News story

Mental health support in defence

Today, 10 October, is World Mental Health Day, which raises public awareness and promotes open discussion about mental health.

This was published under the 2010 to 2015 Conservative and Liberal Democrat coalition government

A soldier at the Army Personnel Recovery Centre in Edinburgh (library image) [Picture: Sergeant Ian Forsyth, Crown copyright]
Mental health support is available to all service personnel and veterans

The Ministry of Defence is committed to supporting personnel, their families and veterans who have been affected by mental health issues. For those serving in the armed forces (including mobilised reservists), MOD has worked hard to improve patient care.

It runs 16 Departments of Community Mental Health around the country where mental healthcare professionals provide support and treatment to personnel from all 3 services.

Mental health professionals are also deployed to the front line during operations where they are able to spot the first signs of a problem and take steps to treat it. Stress management and mental health awareness has been built into all levels of training and leadership in the armed forces.

The removal of stigma is crucial.

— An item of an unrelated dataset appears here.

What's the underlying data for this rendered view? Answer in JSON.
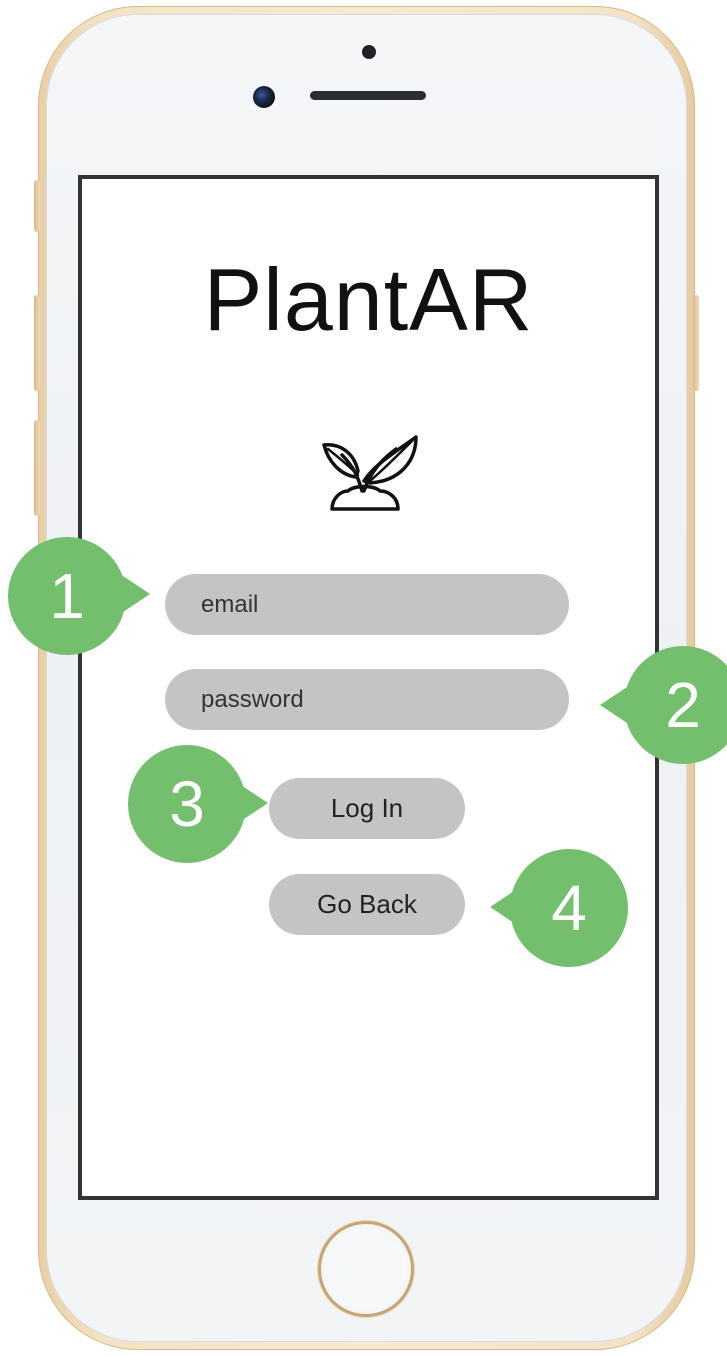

Through initiatives like the ‘Don’t Bottle it Up’ campaign, awareness of the professional medical care and support available to personnel is increasing within the military.

The Reserves Mental Health Programme, run in partnership with the NHS, is open to all current or former members of the reserves, who have been demobilised since 1 January 2003, following operational deployment overseas and who believe that their deployment may have affected their mental health.

The NHS is responsible for delivering healthcare for the families of those serving and veterans.

Mental healthcare is a multi-agency delivery effort and MOD and the Department of Health are working with the NHS and service charities, including Combat Stress, to promote awareness of veteran and service family issues.

Help for Heroes received £2.7 million of Libor funding in 2013 to work in partnership with Combat Stress to develop the ‘Hidden Wounds’ psychological support programme to support veterans and their families who are suffering from the early symptoms of mental injuries such as stress and depression.

Additional support available also includes a Combat Stress 24-hour helpline, e-learning packages for GPs, the Big White Wall, an online service providing help 24/7, and a mental health support app.

The armed forces covenant states that the armed forces community should enjoy the same standard of, and access to, healthcare, including mental healthcare, as that received by any other UK citizen in the area they live.

MOD has published information leaflets aimed at veterans, serving personnel and their families outlining how the covenant can help them. If members of the armed forces community feel they have been disadvantaged accessing public services these leaflets will help to identify where to go to address the problem.

Visit the MOD’s mental health services webpage for more information about the mental health support available and visit the World Mental Health Day website for more information on the day itself.

Published 10 October 2014